One of an increasing number of talented Australian YA authors, Penni Russon is the author of the well-crafted and moving Undine trilogy, composed of Undine, Breathe and Drift. Her webpage and blog can be found at:http://www.pennirusson.com/
1. Your Undine trilogy might perhaps be characterised as YA urban fantasy. Your characters have a lot of depth and the books have an almost literary sensibility to them… there’s certainly no sense in anything having been “dummed down” for a YA market. What made you choose to write a YA trilogy, and did the awareness of the market permeate the writing, or was it something that came afterward?
It seems I forgot to grow up and stop reading kids books and start reading adult books. I mean I do read adult books, but only if they are good enough to lure me away from literature for children and young adult. I think of YA more as a genre than for a particular audience. I like stories that are driven by narrative and character, plots that are, you know, plotty… I knew I was writing for YA as I wrote them, but I wrote freely, with no sense that I was modifying my voice or vocabulary for an audience. I love the term “urban fantasy”! I wish there was more of it in adult literary fiction.
2. What is your impression of the field in Australia at the moment? What has the reception to your books been like and how do you see yourself fitting into the broader context?

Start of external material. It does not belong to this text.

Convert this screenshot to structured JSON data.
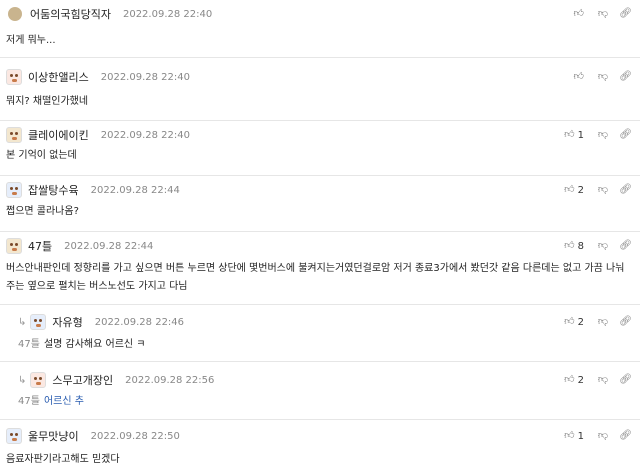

I have always loved Aus lit. I think it’s a very exciting field at the moment, receiving lots of international attention. It’s a growing field but there will always be an element of smallness to Australian lit and I think – as a writer – that’s quite nice. My books have been extremely well reviewed, though they’re not runaway bestsellers or anything (dammit!). Apparently at the Reading Matters conference my books were held up as an example of future trends…but I can’t remember specifically why! I think probably the crossoverness of them is indicative of the way a lot of writing is going. Books for older teenagers who might previously have read adult books. Books that blend and bend genres or write towards a new genre. Like I said above, I’d love to see more crossover between fantasy and literature in adult writing in Australia.
3. Now that the trilogy has been wrapped up with Drift, what are your future plans? Will you be working within the YA genre still? What are you writing at the moment?
Okay, just let me breathe into a paper bag for a minute. I seem to be writing at least three novels, no make that four. I have a contract for two with Allen & Unwin, but I am not entirely sure what those two books are going to be. I am just writing my way into all of these stories and seeing which one carries me. One is a verse novel, based on a very sad true story. One is the first book in a fantasy trilogy, more strictly fantasy than Undine, I guess, though I am inclined to say more fairytale than fantasy – as a mother of daughters I started thinking a lot about princesses lately, why they’re being so heavily marketed and if they are empowering or projecting stifling, materialistic or restrictive values and I want to explore the princess construct through fiction. The third is a younger kids book, a family drama, which is the most progressed but I am losing steam on it. And the final is a spooky little number about a tiny Thumbelina type character – I have the whole story shape in my head but the voice is being very elusive. I am also writing a Masters thesis on Neil Gaiman’s novel Coraline, which I think is pretty much a perfect children’s novel.
I do have an Aussie Chomp coming out in September and a novel called The Indigo Girls coming out in February next year with Allen & Unwin. So I haven’t been bone idle or anything.
4. Enough about writing. What books have you really enjoyed in recent times?
Right now I’m reading The Miraculous Journey of Edward Tulane by Kate DiCamillo. I think it’s going to make me cry – it’s so beautiful and tiny and crafted. I loved Uglies/Pretties/Specials by Scott Westerfeld – I thought they were very accomplished, and very morally complex, they spun my head around a few times. I’ve also been reading the Fables comics, with which I am entranced. I think it’s my first time reading comics as an adult – I was drawn (ha ha) to the beautiful artwork, but the narratives are truly addictive.
5. Finally, and perhaps most importantly, you’re given the opportunity to get it on with the fictional character you fancy most. Who’s it gonna be?
Snape (don’t judge me). This might be an Alan Rickman Truly Madly Deeply thing though. But it might also be a lack of closure thing.